- [What to produce]:
Gather each line in the entries that includes the string "GeoServer".
----
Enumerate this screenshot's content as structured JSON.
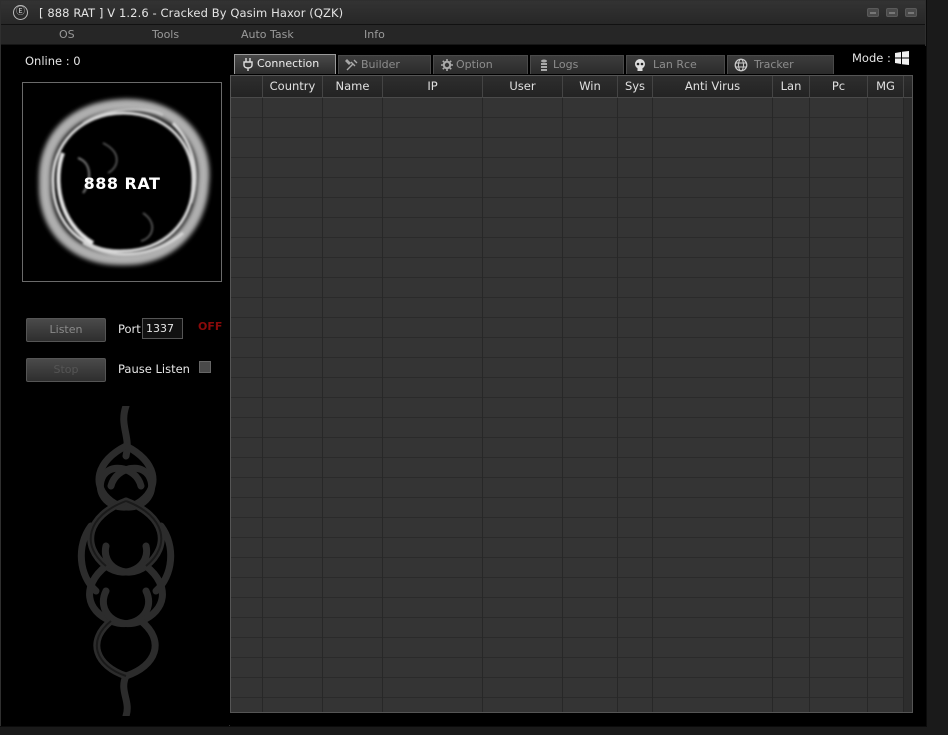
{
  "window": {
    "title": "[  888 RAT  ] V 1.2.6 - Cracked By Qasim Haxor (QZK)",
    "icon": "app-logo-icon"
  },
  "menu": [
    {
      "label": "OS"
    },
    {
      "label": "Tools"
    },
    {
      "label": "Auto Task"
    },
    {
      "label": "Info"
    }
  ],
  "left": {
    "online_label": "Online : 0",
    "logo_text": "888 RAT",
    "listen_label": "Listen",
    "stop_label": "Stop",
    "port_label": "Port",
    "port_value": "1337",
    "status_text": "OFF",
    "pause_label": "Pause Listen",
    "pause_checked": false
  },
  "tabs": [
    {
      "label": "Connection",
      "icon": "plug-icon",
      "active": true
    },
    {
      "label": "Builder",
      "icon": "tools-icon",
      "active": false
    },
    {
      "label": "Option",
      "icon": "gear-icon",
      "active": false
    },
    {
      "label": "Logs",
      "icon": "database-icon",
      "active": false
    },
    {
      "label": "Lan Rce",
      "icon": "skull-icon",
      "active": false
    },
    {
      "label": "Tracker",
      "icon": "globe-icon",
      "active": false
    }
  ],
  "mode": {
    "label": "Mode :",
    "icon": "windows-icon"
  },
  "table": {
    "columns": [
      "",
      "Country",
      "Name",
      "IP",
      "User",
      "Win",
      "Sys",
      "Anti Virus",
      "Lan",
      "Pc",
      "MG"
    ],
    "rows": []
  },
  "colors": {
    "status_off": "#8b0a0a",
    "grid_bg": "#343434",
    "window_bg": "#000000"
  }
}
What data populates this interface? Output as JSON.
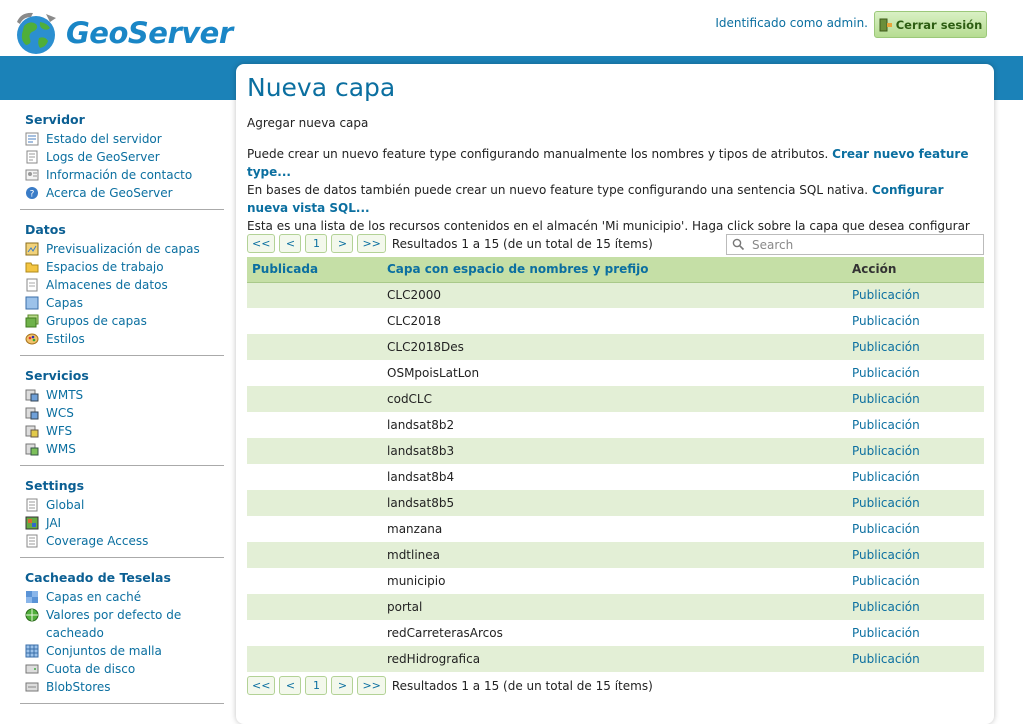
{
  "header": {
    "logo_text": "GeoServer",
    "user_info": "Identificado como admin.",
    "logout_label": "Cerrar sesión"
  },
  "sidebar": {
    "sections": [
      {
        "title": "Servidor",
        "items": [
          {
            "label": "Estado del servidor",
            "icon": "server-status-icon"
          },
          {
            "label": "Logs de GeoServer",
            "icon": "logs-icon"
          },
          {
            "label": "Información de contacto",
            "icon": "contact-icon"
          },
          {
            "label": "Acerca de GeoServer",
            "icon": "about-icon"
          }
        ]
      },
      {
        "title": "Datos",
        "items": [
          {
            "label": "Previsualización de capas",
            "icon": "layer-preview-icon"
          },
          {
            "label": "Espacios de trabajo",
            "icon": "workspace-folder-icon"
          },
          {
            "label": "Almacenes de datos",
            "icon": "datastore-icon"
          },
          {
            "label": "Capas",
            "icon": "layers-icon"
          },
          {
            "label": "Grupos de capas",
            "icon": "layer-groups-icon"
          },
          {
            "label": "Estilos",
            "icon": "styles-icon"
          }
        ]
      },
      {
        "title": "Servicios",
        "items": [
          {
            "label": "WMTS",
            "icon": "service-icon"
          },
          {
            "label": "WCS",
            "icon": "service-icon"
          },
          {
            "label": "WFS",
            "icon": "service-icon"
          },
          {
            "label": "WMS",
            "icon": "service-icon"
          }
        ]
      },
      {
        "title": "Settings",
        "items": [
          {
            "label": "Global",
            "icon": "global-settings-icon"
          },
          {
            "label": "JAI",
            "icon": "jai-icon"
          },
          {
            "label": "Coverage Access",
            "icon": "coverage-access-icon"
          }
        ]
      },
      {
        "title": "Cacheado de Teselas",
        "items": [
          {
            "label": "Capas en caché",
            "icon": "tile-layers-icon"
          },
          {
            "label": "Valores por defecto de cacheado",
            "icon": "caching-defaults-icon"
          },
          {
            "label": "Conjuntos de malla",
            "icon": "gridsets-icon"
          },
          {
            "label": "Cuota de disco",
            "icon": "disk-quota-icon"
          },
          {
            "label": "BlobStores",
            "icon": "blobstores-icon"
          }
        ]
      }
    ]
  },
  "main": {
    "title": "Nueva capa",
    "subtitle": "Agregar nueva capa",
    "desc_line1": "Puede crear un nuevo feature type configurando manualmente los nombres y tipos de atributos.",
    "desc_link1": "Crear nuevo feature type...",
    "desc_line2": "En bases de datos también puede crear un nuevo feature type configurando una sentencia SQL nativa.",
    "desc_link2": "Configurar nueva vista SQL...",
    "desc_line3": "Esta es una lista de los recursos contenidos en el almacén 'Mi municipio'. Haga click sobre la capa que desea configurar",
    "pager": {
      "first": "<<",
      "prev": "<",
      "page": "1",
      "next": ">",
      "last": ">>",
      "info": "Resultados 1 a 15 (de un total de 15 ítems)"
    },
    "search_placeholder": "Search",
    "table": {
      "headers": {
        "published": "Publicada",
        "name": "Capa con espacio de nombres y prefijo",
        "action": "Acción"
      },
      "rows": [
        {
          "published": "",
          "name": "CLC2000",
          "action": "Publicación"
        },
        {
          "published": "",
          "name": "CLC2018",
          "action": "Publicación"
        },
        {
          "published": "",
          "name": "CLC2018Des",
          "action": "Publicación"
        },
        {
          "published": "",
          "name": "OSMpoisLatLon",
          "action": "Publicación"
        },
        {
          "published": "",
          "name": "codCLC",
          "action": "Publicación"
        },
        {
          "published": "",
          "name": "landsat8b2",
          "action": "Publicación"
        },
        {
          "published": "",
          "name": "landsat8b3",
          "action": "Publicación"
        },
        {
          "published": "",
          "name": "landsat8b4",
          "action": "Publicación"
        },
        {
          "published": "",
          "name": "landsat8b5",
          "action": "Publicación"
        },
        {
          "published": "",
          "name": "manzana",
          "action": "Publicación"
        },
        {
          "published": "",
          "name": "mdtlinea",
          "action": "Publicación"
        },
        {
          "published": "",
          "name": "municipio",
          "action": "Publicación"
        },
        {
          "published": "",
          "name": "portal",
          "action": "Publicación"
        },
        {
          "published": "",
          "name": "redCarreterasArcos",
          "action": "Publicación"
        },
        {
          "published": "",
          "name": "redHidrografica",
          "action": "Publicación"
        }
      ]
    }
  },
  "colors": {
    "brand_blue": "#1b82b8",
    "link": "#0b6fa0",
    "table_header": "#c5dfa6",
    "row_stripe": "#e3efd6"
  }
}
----
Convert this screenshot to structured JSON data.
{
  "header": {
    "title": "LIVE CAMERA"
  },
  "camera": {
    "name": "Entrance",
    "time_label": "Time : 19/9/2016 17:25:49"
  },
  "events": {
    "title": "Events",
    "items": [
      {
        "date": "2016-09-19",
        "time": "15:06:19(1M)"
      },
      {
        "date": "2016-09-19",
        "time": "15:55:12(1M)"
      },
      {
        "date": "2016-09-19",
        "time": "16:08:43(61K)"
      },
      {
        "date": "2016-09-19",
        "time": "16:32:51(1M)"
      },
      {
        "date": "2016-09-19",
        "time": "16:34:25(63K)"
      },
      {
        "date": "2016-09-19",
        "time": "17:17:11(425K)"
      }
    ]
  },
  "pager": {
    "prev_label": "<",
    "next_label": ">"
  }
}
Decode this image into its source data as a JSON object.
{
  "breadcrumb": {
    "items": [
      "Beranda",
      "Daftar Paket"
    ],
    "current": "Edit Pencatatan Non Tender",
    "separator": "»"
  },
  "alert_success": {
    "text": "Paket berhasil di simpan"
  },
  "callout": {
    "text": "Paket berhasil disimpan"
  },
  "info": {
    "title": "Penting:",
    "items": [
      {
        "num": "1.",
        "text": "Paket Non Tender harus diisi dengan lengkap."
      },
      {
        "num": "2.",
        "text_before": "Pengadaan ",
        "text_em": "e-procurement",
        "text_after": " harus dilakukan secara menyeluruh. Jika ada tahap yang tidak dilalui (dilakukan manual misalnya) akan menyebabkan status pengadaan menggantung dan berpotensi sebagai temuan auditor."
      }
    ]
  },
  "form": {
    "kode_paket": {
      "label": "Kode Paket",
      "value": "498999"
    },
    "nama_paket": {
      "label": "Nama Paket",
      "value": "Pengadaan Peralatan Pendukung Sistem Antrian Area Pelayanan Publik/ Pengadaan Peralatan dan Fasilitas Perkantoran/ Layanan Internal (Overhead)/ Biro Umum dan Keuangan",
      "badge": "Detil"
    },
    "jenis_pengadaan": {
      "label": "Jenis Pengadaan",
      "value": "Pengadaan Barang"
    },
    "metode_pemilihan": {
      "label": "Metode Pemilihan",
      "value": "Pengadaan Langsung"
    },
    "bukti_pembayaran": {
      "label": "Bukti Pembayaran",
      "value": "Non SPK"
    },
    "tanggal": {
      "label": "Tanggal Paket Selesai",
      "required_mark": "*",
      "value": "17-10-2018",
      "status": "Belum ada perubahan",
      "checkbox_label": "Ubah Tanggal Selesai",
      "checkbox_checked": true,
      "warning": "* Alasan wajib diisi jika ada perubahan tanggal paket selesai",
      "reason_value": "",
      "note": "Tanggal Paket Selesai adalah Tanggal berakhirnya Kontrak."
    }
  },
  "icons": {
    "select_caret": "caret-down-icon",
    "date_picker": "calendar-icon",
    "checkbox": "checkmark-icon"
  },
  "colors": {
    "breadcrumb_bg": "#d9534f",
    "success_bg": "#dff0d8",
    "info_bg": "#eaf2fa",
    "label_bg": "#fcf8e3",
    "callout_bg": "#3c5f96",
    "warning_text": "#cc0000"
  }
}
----
- [Result for this task]:
    "logo_text": "GeoServer",
            "label": "Logs de GeoServer",
            "label": "Acerca de GeoServer",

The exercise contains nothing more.